La lune

Manicore

Documentation > Greenhouse effect > Trying to guess the future > Will temperatures and precipitations evolve the same way everywhere?

Will temperatures (and precipitation) evolve the same way everywhere ?

last modified : august 2007

website of the author : www.manicore.com - contact the author : jean-marc@manicore.com

 

It is quite frequent to mix up weather and climate, that is to consider that a 3 °C increase of the planetary average will mean +3°C in Paris or in Vladivostok, +3°C winter and summer, night or day, in short that this increase will be regular and homogeneous, so that adaptation will be easy. However, if we refer to the past, it is the opposite which is very probable : the change will not be the same everywhere, will be heterogeneous and have multiple threshold effects.

For example, during the last ice ages, the average near ground temperature of the air was 4 to 5 °C lower than today (for the whole world), but in France it was 10 °C lower than today, above Greenland 20°C lower than today, while the tropics experienced small changes compared to the present situation.

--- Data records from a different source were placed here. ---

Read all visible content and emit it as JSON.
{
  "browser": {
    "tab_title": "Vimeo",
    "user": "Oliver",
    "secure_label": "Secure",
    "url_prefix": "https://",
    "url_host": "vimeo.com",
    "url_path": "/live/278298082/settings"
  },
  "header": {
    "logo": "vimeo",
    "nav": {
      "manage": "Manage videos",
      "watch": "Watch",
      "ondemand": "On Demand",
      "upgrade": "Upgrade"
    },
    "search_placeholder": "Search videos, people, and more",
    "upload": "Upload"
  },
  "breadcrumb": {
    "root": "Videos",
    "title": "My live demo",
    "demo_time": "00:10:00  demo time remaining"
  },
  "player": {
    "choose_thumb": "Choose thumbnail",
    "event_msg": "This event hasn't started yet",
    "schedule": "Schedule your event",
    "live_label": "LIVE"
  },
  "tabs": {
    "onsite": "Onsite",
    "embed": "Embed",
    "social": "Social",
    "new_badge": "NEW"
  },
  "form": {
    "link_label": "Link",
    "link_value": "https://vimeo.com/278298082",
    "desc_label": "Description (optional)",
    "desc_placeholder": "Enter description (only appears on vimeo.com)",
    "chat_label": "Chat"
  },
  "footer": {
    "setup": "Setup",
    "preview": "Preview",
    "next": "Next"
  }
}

If we trust the simulations for the future, what there is no reason not to do for the main conclusions, it is equally improbable that the temperature evolves eveywhere the same way.

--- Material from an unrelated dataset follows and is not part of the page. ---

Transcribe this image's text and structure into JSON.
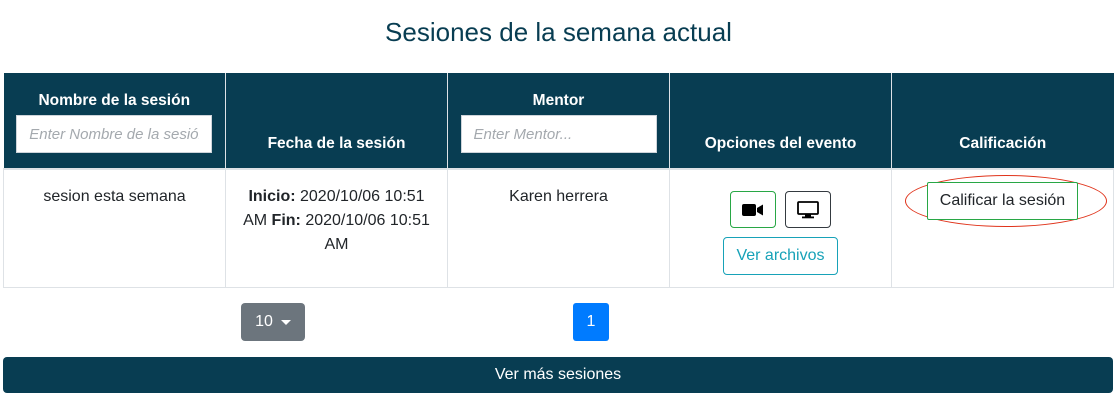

The above maps represent, for three different scenarios (B1, A1B et A2 ; that is in rough terms emissions that remain stable, that double, or that quadruple), the average temperature increase compared to the 1980-1999 mean. On the left the increase is for the 2020-2029 decade, and on the right for the 2090-2099 decade. 6 to 8 models have been used and the results are averaged. Major observations include :

For the 2020-2029 decade the case is settled : the regional temperature changes are scenario-independant, which means that the emissions that will take place between today and 2020 will have very little influence on the situation taking place in 2020-2029. What we will do during the next 20 years will mostly benefit to what will happen after 2030,

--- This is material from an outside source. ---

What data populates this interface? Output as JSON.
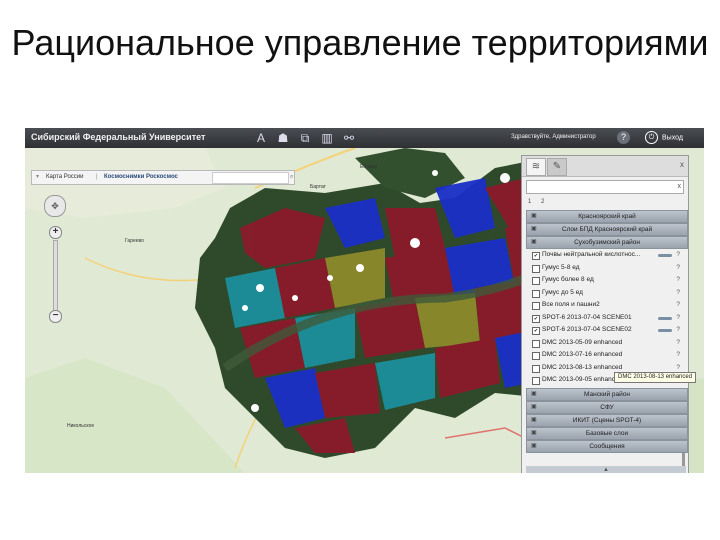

temperatures rise faster over the continents than over the oceans (because of the thermal intertia of water and because of the thermohaline circulation, that "burries" part of the heat in the deeper ocean),

the temperature rise is particularly pronounced near the North Pole, because of various factors or feedbacks (sea-ice melting, increased proportion of continents in the Northern Hemisphere, and increased efficiency of the greenhouse effect near the Poles in general terms),

The Northern Atlantic heats less than the rest of the Arctic region, as a result of a weakening overturning,

even with emissions that remain constant throughout the 21st century (B1 scenario), mid-latitude occidental countries undergo a 3 °C temperature increase, which is major already.

Source : IPCC, Summary for Policymakers of the 4th assessment report (working group 1), 2007

 

What is true for temperatures is also true for precipitations : the global average will be unevenly dispatched depending on the region of the world.

The above figure shows the regional evolution for the annual mean for precipitations. Each box is divided in four squares. The two squares on the left represent the evolution in 2100 compared to today with the A2 reference scenario. The two squares on the right give the evolution with the B2 reference scenario.

Then the two upper square give the evolution in winter (DJF stands for December - January - February) and the lower squares give the evolution in summer (JJA = June - July - August). This means that the square up and right of each box gives the regional evolution in winter and for the B2 scenario.

The legend must be read as follows : "large increase" means that at least 9 models (out of 15 tested) find an increase in the average regional precipitations of more than 20% compared to today. If 9 models at least find a change between 5 and 20% it is a "small increase", if the consensus is on a change between -5% and +5% it is "no change", then if the consensus is on a decrease between 5% and 20% it is a "small decrease", and over 20% for at least 9 models it will be "large decrease".

If the results yielded by the 15 models are not consistent (i. e. 3 find a large increase, 3 a large decrease, 2 no change, 2 a small decrease, etc) then the box is labelled "inconsistent sign".

It is easy to notice that evolutions may vary a lot depending on the season, for a same scenario. For example the consensus, for the mediterranean region, is no change for winter, but a large decrease for summer (meaning more droughts).

From IPCC, 2001

In conclusion, the expression "global warming", acceptable on a broad basis, will not be applied evenly to every zone in the world and every season, far from it.

 

Back to climate change index
Back to the top